Grinding A Life

SunsetThis weekend I really stayed on task and worked through four more boxes of fossil records. There remain only two small cartons of papers that are stowed on the staging table in the garage and a small carton in my living room that I think contains photographs. I will probably break open the photograph carton tomorrow and see what is in it.

I ground cancelled checks, statements, and tax returns dating from 1972. I think Wife kept every bit of paper that came into the house. I threatened several times to just deal with the old records myself. But her fear of losing something that was important overruled my desire to clean up after ourselves and she just became too anxious for me to proceed.

I refused to do it with her, because I knew she would agonize over every decision. I didn’t believe the job warranted that. She knew what I thought. I wasn’t argumentative about it; I just thought it was something that needed to be done.

Well, with her death the job fell to me anyway. I am determined to get through all of that old stuff and deal with it. Most of it (over 90 percent) will go away. A few bits and pieces will be kept and those are mostly things that have her words on them. I do miss her words.

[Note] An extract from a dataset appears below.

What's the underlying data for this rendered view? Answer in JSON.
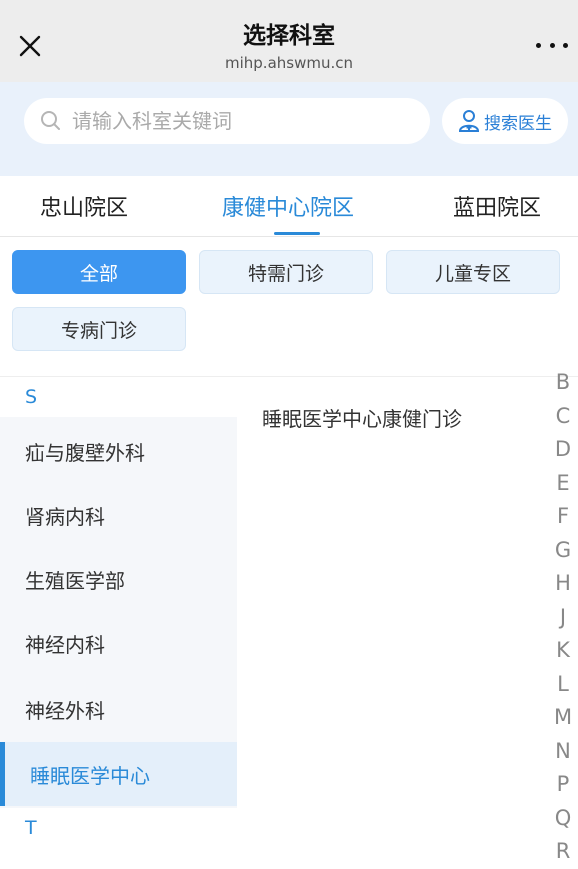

As I worked through all those papers, I recognized a lot of things and places from the past. There were receipts from favorite eating places, records of trips taken, records of work done. As I passed them through the grinder I couldn’t help feeling that I was grinding up the record of our lives. That familiar old feeling of melancholy came over me many times over the weekends as I worked on this humongous project. It felt like I was grinding up not just my life, but our joint lives.

I can say I don’t like how that feels. I already feel the loss of Wife deeply. No day passes when I don’t think of her at least once. When I’m at the office, I expect a text of telephone call asking about my day or when I’m coming home. I honestly think that’s part of the reason I now prefer to work at home. When I’m here at the house I know she won’t be calling or sending me a text. I know that she’s gone and not coming back.

On Saturday, I found myself thinking “I really don’t like feeling this way. I’m going to have to find a way to deal with this and move on.” Heh… I wish it was so simple.

Yet I recall one day during my clinical depression thinking nearly the same thing. That time I got up and started moving around. It marked a watershed in my recovery. I wasn’t done with the depression (or it wasn’t done with me), but I began my recovery that day and moved forward most days after that.

I think new things are coming for me. I’m going to finish this job. I have a few more cartons to deal with after I finish the last three that have unknown contents. But I know the contents of the remaining cartons. For them, it’s a simple matter of opening them and dealing with the contents. It will not be so difficult as the fossils nor will there be the same sense of history associated with the contents.

I need to make another pass through the books in this house. I can eliminate half of them or more. They should go to someone who will read them and wants the library. I might want to read many of the books, but I no longer want a physical library. I want a lot lighter load.

Furthermore, I want that load to comprise the things I use and will use. That’s a fairly short list and I think I can reduce my material possessions by half or more and still not quite be there. But I can work on it.

I have a target to work towards. That’s a good thing.